■ Task description ■
Lines that include "Peso" make up the answer; copy all of them from the data below.

______________________________

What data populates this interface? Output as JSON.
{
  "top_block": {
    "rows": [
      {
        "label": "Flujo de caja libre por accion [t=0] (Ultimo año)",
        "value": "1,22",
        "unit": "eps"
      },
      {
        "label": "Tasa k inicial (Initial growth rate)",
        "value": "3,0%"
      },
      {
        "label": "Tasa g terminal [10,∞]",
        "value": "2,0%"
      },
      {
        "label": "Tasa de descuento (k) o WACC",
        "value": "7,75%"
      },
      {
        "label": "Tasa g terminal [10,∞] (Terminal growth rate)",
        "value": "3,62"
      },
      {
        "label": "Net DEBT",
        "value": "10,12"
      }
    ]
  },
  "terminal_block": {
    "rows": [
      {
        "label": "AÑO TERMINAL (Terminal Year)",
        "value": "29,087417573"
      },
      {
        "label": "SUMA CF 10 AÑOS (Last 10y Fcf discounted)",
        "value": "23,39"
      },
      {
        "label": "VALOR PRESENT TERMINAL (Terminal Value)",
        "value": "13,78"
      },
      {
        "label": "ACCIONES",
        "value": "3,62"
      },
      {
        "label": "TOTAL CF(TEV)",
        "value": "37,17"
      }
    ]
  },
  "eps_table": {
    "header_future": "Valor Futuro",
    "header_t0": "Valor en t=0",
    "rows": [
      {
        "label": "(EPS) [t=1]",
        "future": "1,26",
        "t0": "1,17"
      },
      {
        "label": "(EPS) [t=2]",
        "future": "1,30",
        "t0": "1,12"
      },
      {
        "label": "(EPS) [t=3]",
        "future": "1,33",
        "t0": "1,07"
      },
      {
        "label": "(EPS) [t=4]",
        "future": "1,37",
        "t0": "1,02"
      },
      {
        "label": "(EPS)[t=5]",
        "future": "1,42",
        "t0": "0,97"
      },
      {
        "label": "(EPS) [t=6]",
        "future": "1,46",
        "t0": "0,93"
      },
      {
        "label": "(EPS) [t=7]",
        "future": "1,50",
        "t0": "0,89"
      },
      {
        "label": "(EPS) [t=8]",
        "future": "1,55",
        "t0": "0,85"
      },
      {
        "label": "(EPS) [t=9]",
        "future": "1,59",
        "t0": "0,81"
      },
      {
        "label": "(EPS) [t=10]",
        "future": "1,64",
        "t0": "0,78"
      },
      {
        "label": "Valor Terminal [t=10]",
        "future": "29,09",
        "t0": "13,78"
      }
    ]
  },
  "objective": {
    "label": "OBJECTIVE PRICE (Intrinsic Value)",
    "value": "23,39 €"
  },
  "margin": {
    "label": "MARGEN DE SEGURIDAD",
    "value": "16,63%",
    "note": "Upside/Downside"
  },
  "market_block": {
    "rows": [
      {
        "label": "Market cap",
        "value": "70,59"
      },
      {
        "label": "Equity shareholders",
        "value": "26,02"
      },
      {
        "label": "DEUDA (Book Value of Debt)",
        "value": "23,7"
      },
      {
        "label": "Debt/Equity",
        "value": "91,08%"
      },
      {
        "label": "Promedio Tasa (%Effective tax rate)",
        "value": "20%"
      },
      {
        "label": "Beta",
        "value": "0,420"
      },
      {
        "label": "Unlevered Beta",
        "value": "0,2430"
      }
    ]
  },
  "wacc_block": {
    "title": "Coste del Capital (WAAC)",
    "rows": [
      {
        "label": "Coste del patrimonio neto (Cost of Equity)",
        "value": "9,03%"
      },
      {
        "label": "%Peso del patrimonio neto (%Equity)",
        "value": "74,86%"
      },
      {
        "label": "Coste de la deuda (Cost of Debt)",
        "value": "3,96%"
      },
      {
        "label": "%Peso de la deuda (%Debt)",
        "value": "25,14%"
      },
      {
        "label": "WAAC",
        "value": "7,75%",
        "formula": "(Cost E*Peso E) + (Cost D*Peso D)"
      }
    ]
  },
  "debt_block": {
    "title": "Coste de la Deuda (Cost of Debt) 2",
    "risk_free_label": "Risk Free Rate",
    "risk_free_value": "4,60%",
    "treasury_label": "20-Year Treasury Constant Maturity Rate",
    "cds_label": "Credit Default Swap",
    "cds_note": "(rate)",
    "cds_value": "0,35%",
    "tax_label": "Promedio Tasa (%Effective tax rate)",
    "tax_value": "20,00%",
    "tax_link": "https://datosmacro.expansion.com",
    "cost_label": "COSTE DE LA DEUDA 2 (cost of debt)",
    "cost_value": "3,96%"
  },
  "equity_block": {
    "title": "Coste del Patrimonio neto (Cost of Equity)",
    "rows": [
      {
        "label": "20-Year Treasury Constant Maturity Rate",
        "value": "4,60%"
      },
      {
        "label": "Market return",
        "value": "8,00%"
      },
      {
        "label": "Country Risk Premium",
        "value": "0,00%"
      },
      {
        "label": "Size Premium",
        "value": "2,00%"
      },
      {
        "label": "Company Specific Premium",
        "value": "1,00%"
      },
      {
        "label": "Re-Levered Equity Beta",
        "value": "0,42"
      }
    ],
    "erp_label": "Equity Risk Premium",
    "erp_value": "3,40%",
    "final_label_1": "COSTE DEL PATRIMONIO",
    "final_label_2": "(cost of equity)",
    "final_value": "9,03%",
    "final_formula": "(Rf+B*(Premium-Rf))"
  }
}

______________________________

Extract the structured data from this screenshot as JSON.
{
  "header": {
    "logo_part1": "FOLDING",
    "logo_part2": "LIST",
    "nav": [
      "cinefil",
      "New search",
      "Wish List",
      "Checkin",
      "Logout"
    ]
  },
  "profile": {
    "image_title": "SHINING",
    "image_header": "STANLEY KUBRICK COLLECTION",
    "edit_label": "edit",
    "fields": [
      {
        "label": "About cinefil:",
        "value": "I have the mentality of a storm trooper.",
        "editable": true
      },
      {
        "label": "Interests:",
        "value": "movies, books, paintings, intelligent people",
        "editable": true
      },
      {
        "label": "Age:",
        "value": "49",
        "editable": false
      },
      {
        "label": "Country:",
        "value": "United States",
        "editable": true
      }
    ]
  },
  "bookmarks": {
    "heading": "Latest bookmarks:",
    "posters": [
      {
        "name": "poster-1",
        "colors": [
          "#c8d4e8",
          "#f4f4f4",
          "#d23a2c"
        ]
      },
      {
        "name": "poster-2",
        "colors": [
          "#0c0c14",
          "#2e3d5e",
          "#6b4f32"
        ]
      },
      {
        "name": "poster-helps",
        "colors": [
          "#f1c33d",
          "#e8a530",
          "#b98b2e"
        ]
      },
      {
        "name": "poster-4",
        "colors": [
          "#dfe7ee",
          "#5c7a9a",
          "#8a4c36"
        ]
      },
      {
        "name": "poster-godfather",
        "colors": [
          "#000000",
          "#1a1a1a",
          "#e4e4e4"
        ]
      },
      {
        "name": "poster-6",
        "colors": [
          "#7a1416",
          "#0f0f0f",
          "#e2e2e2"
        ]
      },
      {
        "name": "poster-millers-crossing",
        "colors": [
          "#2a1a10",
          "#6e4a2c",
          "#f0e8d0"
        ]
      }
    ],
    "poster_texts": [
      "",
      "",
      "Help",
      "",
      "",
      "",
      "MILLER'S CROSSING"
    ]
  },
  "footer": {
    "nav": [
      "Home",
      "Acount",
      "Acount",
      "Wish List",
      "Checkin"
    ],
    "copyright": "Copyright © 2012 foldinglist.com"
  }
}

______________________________

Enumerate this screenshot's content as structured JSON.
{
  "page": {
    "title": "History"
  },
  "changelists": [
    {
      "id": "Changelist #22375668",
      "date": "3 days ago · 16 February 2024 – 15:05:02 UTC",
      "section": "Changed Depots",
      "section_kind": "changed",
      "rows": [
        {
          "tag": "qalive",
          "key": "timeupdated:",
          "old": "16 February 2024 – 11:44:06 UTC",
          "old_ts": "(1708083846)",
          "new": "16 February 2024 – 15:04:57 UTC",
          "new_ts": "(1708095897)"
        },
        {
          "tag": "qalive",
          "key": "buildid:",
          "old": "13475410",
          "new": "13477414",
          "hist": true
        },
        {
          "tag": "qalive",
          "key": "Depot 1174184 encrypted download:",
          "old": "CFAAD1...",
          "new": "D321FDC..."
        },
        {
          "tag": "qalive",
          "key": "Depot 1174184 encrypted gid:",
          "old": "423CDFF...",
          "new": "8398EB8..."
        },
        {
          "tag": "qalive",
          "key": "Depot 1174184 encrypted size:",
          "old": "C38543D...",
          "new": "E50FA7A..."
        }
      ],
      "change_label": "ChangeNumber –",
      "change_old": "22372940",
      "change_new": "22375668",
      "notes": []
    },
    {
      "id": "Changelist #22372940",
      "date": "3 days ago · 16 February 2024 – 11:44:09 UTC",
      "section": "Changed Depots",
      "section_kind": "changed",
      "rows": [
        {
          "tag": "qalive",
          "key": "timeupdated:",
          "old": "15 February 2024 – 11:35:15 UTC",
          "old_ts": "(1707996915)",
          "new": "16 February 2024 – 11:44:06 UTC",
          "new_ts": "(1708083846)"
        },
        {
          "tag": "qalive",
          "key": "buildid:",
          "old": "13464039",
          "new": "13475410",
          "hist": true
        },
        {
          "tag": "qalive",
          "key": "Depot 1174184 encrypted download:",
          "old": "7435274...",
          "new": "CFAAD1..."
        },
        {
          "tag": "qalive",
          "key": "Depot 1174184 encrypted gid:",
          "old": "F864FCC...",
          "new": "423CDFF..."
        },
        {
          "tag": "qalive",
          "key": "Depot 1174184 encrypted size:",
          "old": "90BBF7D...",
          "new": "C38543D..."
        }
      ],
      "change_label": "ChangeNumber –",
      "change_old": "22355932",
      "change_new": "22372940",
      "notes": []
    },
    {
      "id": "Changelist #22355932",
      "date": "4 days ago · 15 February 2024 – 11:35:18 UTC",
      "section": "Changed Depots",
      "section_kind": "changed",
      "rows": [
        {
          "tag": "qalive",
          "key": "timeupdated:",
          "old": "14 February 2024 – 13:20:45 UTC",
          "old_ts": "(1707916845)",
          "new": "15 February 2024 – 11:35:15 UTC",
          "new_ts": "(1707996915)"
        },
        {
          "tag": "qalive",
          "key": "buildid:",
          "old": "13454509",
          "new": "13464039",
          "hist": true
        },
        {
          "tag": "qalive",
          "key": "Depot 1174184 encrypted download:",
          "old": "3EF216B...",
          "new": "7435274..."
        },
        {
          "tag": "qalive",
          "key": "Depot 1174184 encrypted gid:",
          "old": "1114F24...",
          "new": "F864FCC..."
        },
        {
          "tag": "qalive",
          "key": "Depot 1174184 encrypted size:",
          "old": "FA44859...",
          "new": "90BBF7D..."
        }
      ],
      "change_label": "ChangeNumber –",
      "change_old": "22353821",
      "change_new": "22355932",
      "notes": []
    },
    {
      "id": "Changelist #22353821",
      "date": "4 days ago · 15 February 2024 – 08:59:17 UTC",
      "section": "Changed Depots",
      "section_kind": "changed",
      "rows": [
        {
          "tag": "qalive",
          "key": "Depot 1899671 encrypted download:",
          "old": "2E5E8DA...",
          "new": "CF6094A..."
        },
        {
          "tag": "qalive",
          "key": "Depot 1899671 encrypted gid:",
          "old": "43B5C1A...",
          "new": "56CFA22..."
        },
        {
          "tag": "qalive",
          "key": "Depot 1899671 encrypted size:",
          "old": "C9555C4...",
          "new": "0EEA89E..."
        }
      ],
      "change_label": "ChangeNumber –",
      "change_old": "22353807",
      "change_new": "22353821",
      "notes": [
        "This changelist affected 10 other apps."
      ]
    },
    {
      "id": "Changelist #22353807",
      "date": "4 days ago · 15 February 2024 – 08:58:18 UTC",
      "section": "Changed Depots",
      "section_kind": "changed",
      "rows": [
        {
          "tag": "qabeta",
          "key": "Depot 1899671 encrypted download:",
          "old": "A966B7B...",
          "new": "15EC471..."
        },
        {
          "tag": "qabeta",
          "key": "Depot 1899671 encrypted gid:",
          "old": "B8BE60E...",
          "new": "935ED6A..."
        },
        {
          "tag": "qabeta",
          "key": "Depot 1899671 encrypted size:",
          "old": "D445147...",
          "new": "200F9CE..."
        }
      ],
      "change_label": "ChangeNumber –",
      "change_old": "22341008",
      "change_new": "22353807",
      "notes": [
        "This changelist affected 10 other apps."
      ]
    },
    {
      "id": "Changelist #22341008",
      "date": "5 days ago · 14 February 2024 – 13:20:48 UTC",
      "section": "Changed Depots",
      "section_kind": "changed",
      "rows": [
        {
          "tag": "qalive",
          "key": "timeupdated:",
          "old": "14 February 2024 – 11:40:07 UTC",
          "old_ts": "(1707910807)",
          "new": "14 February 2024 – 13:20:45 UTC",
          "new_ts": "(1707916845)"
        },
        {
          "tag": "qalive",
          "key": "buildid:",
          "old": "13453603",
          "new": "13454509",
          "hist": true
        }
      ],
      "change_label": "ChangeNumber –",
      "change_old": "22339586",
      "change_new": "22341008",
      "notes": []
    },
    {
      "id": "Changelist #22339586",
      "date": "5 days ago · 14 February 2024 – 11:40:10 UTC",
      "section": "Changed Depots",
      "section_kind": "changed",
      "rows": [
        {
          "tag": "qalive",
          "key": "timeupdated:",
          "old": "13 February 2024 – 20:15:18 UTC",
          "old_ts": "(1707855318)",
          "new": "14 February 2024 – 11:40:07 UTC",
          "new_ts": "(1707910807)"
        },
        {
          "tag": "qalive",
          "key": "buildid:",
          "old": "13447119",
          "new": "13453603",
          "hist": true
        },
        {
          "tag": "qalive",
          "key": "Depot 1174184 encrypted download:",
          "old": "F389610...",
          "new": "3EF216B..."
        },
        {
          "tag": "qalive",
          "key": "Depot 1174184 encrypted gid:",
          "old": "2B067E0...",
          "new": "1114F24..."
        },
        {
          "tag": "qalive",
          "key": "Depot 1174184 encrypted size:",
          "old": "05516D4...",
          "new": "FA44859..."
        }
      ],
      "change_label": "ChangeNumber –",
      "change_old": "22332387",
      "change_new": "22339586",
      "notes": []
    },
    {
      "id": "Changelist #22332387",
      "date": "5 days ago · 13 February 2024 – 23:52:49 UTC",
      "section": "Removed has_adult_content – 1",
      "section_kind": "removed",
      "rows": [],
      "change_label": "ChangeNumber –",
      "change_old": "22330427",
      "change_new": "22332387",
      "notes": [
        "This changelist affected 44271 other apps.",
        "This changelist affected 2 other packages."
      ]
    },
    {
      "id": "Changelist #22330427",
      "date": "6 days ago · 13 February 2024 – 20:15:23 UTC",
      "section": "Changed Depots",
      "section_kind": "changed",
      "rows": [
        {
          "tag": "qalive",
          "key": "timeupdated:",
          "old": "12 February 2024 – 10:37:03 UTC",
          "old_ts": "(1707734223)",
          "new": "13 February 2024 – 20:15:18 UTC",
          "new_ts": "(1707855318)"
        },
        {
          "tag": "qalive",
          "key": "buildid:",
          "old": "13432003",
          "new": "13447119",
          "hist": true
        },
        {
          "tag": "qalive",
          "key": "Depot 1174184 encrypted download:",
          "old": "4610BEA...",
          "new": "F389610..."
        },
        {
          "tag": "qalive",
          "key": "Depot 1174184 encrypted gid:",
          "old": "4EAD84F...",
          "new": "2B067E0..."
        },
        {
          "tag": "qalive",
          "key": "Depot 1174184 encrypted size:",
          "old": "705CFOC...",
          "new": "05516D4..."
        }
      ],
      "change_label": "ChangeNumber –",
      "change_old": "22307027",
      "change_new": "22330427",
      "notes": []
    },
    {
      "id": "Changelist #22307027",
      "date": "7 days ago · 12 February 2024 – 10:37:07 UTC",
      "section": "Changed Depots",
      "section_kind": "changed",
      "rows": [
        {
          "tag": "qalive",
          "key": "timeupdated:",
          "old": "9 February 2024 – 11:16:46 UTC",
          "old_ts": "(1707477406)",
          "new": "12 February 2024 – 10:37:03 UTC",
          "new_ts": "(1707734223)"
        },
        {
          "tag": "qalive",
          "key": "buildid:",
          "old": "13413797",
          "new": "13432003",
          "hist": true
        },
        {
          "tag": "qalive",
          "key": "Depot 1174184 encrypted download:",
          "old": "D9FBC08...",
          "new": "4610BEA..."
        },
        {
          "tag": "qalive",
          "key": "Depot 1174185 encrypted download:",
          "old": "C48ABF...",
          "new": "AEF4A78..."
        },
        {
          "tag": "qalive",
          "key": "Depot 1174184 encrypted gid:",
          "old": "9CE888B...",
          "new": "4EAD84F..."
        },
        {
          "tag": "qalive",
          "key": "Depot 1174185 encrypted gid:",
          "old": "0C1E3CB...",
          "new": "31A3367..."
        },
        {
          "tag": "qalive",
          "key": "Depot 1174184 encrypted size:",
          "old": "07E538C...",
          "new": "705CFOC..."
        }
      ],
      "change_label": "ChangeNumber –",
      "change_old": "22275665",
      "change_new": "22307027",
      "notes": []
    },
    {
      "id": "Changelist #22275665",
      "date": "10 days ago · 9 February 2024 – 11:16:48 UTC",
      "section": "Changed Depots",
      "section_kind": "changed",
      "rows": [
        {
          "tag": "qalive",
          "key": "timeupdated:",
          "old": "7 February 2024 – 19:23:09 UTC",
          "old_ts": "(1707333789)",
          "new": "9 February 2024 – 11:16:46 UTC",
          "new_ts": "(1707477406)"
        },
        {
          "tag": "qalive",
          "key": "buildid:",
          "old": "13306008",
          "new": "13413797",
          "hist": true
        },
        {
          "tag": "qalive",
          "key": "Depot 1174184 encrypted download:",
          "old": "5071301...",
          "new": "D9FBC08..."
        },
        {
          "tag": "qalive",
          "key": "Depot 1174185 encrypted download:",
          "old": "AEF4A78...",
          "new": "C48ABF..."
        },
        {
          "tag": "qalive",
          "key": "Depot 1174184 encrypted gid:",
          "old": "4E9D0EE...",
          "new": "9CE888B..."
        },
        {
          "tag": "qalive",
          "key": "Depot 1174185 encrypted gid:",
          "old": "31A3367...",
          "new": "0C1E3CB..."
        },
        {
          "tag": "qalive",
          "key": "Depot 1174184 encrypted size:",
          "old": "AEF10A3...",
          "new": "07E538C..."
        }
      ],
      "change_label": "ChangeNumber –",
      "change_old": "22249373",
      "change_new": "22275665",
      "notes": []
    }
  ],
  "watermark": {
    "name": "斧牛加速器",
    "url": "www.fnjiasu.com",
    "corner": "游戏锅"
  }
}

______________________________

■ Response box ■
        "label": "%Peso del patrimonio neto (%Equity)",
        "label": "%Peso de la deuda (%Debt)",
        "formula": "(Cost E*Peso E) + (Cost D*Peso D)"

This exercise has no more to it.